We all know that web sites often load trackers and ad programs when we visit. This is why it’s recommended that you use plugins like Ghostery, or take other steps to block those trackers. But how bad is it really? Try 500 trackers in 20 pages.

Politico, for instance, has over 100 trackers in its site. In one test, it loaded 89 of them on one visit to its front page. The Daily Mail, another popular site, was even worse.

A single click on its Mail Online flagship sends a whopping 672 requests, but it manages to run them at blazing speed (19 sec loading time) for a feather weight of 3 Mb, including 2.7 Mb for 578 super-optimized pictures that don’t exceed 120 Kb each.

The Mail Online wins many digital speed/weight records. It is one of the most optimized web sites in the world (see our last week story on the obesity plaguing the news industry). But when it comes to monitoring users, The Mail Online also scores high with 79 trackers loaded in one stroke (see below), of which I was able to detail only 63 in my main table:

376_mailonline_79

These two sites aren’t alone. The author of that article tested 20 popular sites such as CNN, Wired, and others, and found over 500 trackers. Chances are extremely high that you visit at least one of these sites on a daily basis; then again, if you visit ONE of them, ONE time, you’re already tracked.

To get an idea of how complete a picture they get, now multiply that by all the times per day you visit, the places you are when you visit, and how you connect. Maybe you read your Facebook feed in the morning with your coffee between 0630 and 0700, and you visit a few links that go to CNN or Daily Mail or Politico. You connected via your wifi at home, so now there’s a series of data points showing that you are home at that hour every day, and that you probably leave for work between 0700 and 0730. Maybe you go to those sites on your lunch or break or while waiting on the train, carpool, or even in traffic. That’s another time/date stamp with location. None of this is even counting the part where it tracks what you click, what you like, buy, talk about, think about, and how all of that dovetails with other information about your browsing habits, interests, and what kinds of things you’re searching for on the internet.

If you’re a bit freaked out, that’s normal. If you’re angry and want to do something about it, now you’re on the right track.
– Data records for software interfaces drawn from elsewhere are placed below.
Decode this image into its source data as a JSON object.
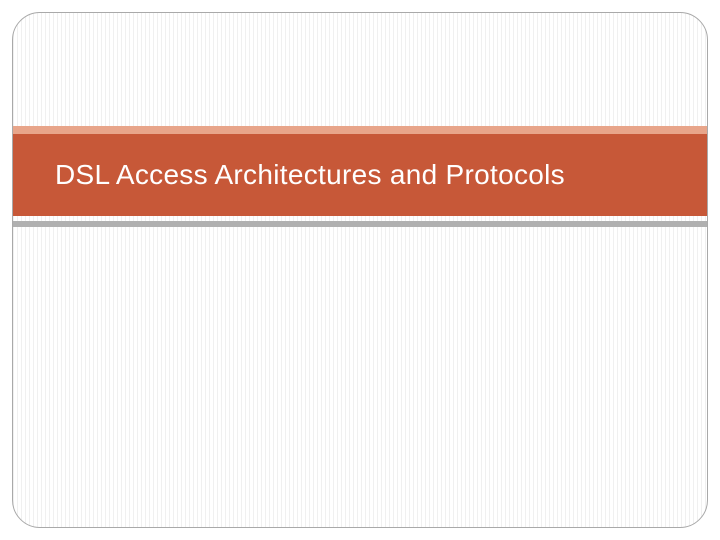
{
  "slide": {
    "title": "DSL Access Architectures and Protocols"
  },
  "colors": {
    "title_band": "#c75838",
    "top_stripe": "#e8a58a",
    "bottom_stripe": "#b0b0b0",
    "frame_border": "#a9a9a9"
  }
}
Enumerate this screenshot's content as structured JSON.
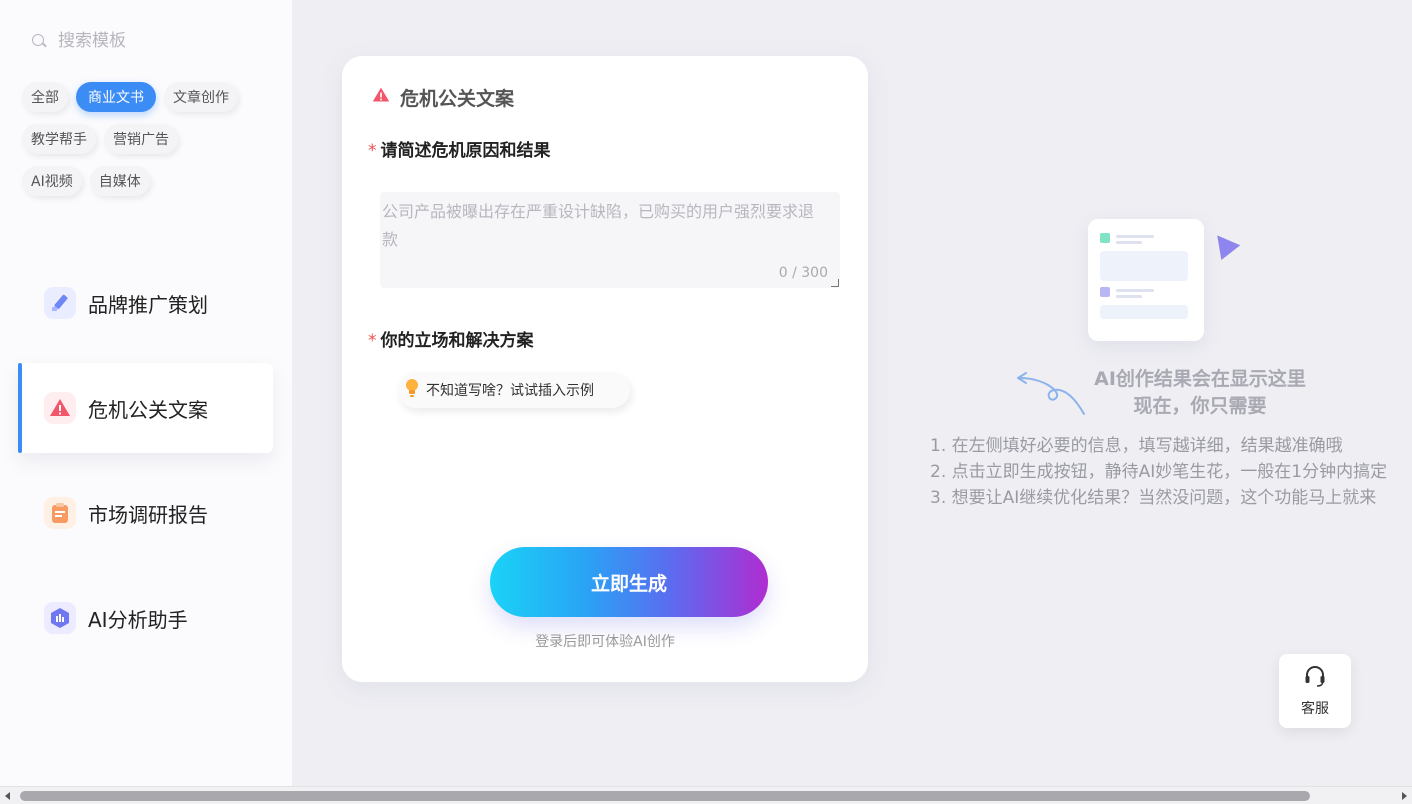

There are ways to stop these trackers from pegging your every move and time of movement. We’ll show you some of them at the Cryptoparty on December 5th. It’s free, so make plans now to attend. In the meantime, check out Ghostery.